Prompt
What is the number of lines below that hold "date"? Answer with that number only.

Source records
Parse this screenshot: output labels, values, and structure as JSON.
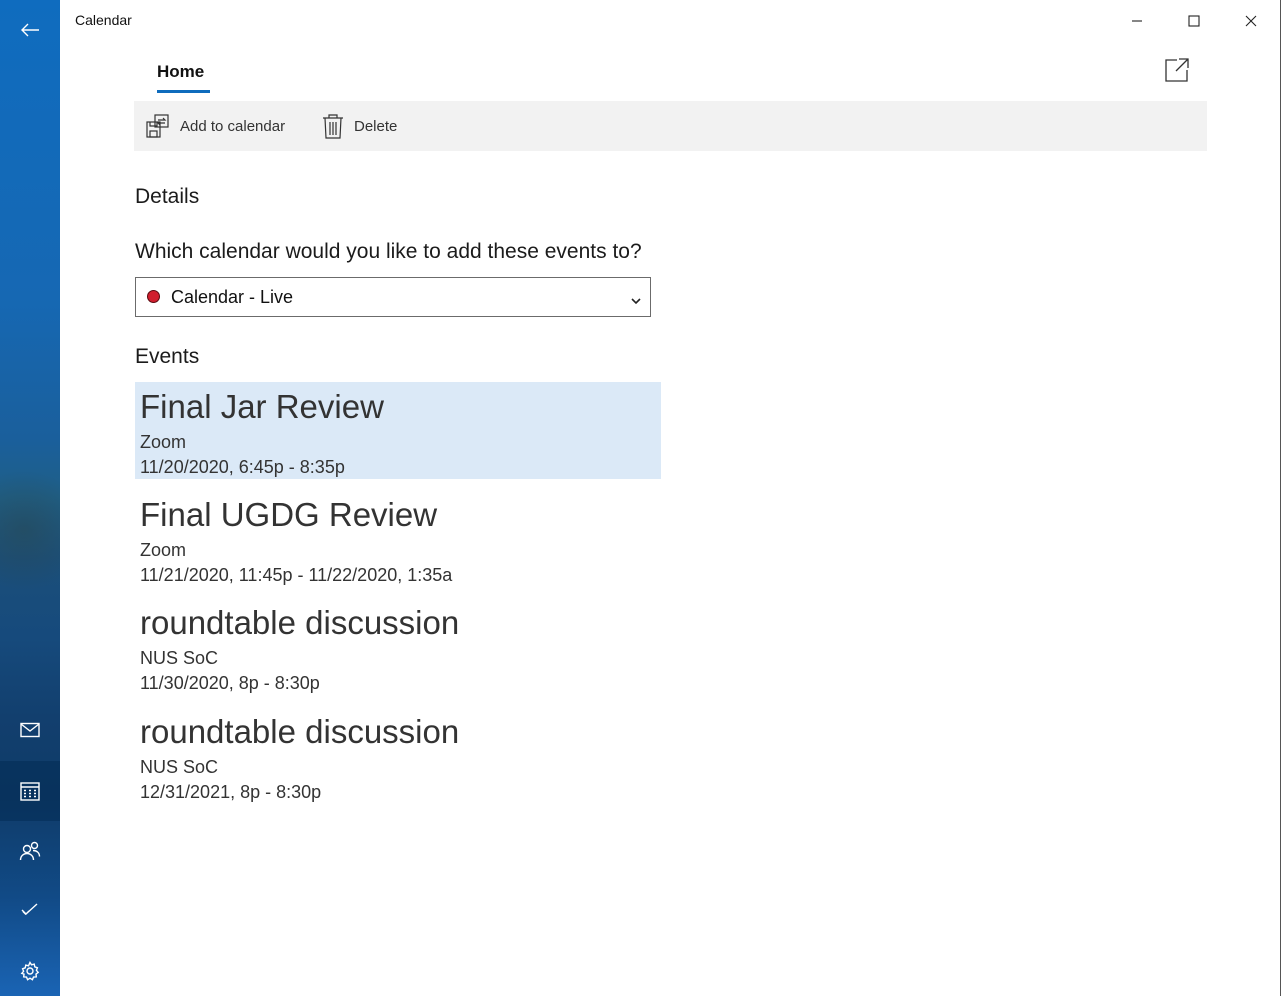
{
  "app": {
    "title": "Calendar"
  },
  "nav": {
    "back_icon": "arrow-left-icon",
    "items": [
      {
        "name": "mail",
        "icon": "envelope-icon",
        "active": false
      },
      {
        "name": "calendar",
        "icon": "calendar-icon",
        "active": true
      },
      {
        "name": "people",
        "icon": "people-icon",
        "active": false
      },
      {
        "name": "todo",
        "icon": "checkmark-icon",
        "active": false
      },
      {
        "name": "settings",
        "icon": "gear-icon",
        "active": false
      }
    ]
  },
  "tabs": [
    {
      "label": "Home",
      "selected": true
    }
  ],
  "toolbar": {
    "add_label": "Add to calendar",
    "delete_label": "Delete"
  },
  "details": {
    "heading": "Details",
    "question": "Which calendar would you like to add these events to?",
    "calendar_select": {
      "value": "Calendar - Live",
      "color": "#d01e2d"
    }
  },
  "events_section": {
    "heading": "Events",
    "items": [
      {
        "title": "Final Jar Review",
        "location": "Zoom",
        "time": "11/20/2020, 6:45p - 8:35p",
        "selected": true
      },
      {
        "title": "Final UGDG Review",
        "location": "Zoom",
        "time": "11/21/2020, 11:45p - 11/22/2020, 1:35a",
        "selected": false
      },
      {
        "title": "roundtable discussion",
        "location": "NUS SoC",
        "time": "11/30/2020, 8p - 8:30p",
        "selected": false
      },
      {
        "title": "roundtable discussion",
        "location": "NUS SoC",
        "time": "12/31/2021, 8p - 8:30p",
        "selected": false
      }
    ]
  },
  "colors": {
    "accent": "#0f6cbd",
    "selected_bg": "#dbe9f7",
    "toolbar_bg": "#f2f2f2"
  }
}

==

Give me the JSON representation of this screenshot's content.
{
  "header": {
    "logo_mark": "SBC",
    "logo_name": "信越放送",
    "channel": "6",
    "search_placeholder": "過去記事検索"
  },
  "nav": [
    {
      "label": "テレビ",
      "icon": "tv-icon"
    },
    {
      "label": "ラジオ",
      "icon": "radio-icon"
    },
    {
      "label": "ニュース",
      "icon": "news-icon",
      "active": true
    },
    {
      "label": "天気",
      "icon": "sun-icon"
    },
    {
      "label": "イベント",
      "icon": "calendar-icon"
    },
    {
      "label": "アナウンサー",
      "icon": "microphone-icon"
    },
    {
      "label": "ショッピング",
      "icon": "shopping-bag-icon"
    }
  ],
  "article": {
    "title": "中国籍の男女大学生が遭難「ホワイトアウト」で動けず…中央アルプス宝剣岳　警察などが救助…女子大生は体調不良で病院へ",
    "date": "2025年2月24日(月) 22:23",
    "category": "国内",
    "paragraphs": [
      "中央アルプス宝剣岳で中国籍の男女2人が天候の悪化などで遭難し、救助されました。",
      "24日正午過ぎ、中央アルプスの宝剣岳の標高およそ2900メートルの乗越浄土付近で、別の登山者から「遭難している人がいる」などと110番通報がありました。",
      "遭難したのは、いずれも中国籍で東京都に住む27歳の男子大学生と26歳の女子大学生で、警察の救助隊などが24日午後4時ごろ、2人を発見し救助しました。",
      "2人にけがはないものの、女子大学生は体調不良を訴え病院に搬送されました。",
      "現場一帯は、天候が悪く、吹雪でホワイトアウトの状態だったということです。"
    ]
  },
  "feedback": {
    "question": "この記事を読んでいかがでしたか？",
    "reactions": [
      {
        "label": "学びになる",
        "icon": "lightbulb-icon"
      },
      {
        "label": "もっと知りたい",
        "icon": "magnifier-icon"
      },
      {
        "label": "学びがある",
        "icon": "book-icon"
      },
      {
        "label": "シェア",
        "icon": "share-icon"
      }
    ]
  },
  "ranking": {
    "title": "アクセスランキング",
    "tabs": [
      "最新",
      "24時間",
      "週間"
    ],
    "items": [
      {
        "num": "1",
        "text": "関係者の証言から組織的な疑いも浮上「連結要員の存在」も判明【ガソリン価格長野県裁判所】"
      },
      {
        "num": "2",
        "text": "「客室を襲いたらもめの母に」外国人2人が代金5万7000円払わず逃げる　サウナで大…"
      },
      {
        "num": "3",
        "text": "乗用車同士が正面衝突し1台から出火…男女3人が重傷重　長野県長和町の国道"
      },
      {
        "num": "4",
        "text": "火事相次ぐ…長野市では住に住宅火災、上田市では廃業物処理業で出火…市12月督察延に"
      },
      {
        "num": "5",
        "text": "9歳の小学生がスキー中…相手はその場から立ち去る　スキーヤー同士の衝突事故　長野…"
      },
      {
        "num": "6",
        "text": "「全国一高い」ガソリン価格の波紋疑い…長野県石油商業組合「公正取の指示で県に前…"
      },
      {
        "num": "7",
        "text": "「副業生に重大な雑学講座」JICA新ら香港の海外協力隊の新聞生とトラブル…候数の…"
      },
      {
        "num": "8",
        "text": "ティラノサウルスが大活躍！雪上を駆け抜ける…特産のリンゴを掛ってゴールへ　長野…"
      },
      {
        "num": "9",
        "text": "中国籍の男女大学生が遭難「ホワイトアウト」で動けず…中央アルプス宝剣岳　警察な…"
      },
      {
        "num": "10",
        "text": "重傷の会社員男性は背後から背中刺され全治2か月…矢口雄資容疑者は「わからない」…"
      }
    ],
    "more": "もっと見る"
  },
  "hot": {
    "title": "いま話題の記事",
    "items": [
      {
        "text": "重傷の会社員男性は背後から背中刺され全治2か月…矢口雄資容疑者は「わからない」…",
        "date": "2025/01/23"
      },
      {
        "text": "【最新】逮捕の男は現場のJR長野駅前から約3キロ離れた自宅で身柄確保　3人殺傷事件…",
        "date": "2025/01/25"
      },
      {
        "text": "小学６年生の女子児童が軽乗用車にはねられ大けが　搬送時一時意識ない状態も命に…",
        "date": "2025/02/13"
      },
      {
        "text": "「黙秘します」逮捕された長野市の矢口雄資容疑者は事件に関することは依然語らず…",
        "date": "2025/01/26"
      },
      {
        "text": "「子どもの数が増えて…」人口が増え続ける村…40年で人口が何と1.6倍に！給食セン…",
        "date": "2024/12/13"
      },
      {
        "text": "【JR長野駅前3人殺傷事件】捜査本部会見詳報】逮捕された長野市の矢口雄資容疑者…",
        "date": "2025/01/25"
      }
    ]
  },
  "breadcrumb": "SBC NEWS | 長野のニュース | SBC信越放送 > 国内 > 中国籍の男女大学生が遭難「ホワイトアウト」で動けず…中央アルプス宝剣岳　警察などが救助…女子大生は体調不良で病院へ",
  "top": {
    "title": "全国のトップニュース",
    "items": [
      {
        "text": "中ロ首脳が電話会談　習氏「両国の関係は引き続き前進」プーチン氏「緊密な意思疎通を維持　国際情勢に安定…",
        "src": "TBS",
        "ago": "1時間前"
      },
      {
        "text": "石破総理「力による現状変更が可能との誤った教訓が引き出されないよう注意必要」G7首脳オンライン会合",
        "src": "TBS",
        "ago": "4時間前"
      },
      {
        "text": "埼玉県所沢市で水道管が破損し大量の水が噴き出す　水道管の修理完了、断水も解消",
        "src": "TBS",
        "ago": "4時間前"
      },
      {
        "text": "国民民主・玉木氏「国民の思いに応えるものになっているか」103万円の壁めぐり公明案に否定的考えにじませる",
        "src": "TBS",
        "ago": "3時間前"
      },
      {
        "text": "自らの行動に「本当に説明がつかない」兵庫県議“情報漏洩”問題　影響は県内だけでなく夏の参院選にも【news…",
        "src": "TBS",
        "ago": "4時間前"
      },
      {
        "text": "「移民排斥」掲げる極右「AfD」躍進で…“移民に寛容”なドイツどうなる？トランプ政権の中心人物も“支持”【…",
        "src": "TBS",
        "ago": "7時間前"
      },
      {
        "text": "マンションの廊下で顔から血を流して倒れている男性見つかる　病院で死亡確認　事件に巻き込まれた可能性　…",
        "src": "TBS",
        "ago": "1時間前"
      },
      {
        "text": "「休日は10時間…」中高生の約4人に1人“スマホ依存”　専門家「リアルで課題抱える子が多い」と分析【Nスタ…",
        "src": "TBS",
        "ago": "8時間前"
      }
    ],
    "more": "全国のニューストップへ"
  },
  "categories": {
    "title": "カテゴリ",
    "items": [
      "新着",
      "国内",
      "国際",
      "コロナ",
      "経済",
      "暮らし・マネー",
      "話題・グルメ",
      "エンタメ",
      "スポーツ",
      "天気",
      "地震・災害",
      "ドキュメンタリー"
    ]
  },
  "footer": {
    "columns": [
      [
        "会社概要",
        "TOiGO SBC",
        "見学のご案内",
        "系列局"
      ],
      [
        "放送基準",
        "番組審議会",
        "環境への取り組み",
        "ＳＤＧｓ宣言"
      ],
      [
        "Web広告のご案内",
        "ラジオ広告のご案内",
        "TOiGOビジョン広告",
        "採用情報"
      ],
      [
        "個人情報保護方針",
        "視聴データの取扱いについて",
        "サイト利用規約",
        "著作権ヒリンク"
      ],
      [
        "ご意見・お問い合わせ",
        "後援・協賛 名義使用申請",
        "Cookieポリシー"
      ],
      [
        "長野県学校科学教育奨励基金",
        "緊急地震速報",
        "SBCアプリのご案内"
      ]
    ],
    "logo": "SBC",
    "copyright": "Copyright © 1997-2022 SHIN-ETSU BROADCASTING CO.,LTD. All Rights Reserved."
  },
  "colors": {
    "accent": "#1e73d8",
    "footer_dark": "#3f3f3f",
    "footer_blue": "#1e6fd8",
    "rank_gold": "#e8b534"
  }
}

Task output
7